CAPODISTRIA, a town and seaport of Austria, in Istria, 15 m. S.W. of Trieste by rail. Pop. (1900) 10,711, mostly Italians. It is situated on a small island, which occupies the end of a large bay in the Gulf of Trieste, and which is connected with the mainland by a causeway half a mile in length. Capodistria is an old town with small streets, and has preserved remarkably well its Italian, almost its Venetian character. The most noteworthy buildings are the cathedral, the town-hall and the Loggia or the old law-court, all situated in the principal square. In addition to the extraction of salt from the sea in the extensive salt works near the town, fishing and shipbuilding are the other principal occupations of the population. Trade is chiefly in sea-salt, wine and oil. Capodistria is usually identified with the town of Aegida, mentioned by Pliny, which appears by an inscription to have afterwards received (in the 6th century) the name of Justinopolis from Justin II. When at the beginning of the 13th century Istria fell into the hands of the patriarchs of Aquileia, they made this town the capital of the whole province. Thence it acquired its actual name, which means the capital of Istria. It was captured by the Venetians in 1279, and passed into Austrian possession in 1797.
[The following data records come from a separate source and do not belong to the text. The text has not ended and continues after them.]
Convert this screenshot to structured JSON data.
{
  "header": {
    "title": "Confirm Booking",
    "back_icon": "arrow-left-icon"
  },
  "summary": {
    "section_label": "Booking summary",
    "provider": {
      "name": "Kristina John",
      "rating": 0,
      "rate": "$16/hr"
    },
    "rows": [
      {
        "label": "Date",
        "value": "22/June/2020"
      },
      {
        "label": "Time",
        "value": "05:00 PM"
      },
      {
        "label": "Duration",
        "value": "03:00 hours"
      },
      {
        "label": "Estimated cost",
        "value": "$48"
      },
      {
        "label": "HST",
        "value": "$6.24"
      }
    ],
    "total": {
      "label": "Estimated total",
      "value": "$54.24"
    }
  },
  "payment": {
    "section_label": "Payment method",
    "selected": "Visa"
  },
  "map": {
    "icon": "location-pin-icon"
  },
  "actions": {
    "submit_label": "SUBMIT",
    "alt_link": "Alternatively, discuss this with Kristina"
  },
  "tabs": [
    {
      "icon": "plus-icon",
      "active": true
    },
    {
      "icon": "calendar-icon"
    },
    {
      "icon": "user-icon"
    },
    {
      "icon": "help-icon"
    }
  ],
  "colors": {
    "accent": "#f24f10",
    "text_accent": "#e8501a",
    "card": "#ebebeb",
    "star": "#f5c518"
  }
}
Note - this article incorporates content from Encyclopaedia Britannica, Eleventh Edition, (1910-1911)